It is September as I write this; all month long, my thoughts have been on Operation Market Garden, and the annual commemorations held in the Netherlands. I decided to re-read one of my favorite books on the subject, Men at Arnhem, by Geoffrey Powell.
Geoffrey Powell retired from the British Army in 1964 with the rank of Colonel. He was originally an officer with The Green Howards, but was seconded to the Parachute Regiment. For Operation Market Garden, he held the rank of Major, and commanded C Company, 156th Parachute Battalion; he was awarded the Military Cross for his actions during the operation. Men at Arnhem is Powell’s personal account of the battle.
156th Parachute Battalion was part of 4th Parachute Brigade, 1st Airborne Division. For Market Garden, there were insufficient aircraft to take 1st Airborne to Holland in a single lift; 4th Parachute Brigade therefore dropped on September 18, 1944, as part of the second lift. The element of surprise had been completely lost by that point, and the paratroopers took fire during their drop. The original plan was to head to Arnhem and reinforce the troops who had made it to the bridge. However, enemy strength was significantly greater than expected; every time the battalion tried to advance, they hit a blocking line and took substantial casualties. They would regroup and try again, but with the same outcome. The battalion commander was killed, and Powell took over leadership of what remained of the unit. Eventually, the survivors were forced to fall back and go on the defensive; they held part of the perimeter at the village of Oosterbeek, outside Arnhem. Starving and low on ammunition, they fought as best they could from the houses and gardens of the village. By the end of the operation, only a handful were evacuated across the Rhine.
The book is very well-written. The narrative flows easily, and the descriptive language is highly effective. Stylistically, it seems like a novel, and the reader has to remember that this is not fiction; the tragic events really happened, and the descriptions of pain and loss reflect the author’s own experiences.

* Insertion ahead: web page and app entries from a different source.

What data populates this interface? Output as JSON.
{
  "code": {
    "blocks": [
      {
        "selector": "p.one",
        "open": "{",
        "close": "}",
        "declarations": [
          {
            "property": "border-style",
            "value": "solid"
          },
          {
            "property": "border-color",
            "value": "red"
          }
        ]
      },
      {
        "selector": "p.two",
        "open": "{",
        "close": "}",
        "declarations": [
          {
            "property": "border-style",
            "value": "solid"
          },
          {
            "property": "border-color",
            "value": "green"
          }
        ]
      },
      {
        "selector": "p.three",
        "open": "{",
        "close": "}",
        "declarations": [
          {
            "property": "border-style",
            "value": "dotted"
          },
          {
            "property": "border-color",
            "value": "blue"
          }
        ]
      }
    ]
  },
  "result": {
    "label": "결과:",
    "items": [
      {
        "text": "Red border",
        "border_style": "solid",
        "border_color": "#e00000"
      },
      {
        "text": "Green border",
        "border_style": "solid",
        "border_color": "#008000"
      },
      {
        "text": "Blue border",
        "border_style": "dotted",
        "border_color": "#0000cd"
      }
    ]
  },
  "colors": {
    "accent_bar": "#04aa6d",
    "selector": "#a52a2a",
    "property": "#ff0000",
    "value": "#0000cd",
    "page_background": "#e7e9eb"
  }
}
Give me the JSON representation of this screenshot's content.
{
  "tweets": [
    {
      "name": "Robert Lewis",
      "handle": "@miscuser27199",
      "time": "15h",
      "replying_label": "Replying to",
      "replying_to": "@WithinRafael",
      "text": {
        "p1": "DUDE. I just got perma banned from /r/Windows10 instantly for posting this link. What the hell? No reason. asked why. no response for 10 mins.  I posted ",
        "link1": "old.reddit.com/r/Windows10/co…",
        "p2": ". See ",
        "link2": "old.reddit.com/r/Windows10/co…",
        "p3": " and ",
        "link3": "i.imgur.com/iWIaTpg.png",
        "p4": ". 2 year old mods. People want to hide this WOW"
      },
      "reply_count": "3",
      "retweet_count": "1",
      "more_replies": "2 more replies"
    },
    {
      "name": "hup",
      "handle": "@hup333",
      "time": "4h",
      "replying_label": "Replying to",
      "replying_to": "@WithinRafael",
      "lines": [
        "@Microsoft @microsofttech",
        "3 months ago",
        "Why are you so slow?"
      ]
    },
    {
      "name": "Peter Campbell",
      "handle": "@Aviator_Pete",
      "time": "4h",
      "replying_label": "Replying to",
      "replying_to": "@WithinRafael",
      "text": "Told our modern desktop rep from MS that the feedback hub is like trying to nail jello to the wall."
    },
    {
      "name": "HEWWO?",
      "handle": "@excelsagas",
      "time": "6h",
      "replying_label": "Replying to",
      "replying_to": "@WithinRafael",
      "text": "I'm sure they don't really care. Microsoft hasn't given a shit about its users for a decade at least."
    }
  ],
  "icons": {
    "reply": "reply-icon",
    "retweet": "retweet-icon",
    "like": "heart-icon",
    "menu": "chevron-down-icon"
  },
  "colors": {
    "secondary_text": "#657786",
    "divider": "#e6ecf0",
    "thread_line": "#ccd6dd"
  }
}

It helps if the reader already has a basic knowledge of the battle of Arnhem, as Powell provides little background information. However, he describes the sensations of the battle, and his writing is highly evocative. He describes the pressure of being under nearly-constant fire from enemy machine guns and snipers, as well as the deafening mortar and artillery fire, which drove some men to the edge of their sanity. He expresses his frustration at the poor intelligence and the continual breakdowns in communications, as well as his bitterness at 2nd Army’s failure to break through and relieve the airborne troops. Powell wrote about his pride in his battalion, its high level of training and esprit de corps, as well as the heartbreak of watching the unit get destroyed in just a few days. He describes the sorrow of watching his friends and comrades being killed. Powell felt tremendously guilty that he was unable to do more to save his men; the other survivors from the battalion, however, credited their escape to his leadership.
The revised edition includes a preface in which Powell explains that he initially found it very difficult to write about his memories of the battle. To ease his difficulties, he wrote and originally published the book under a pseudonym, Tom Angus. He changed the names of the people he described, and he wrote the narrative as he remembered it, which did not always match official records.
I have read a number of personal accounts of the Second World War; I consider Men at Arnhem as my favorite. This is partly because of the subject matter; I have a particular fascination with 1st Airborne Division and Operation Market Garden. However, it is the quality of the writing that truly impresses me; this is a powerful and evocative personal account that portrays the confusion and fear of combat, the author’s pride in his unit, and the tremendous sense of loss from the many casualties. I cannot recommend this book enough.
Men at Arnhem is readily available through Amazon. It is also available through the Airborne Shop, www.airborneshop.com, where all purchases provide funds for Support Our Paras, a charitable organization dedicated to assisting airborne soldiers and veterans.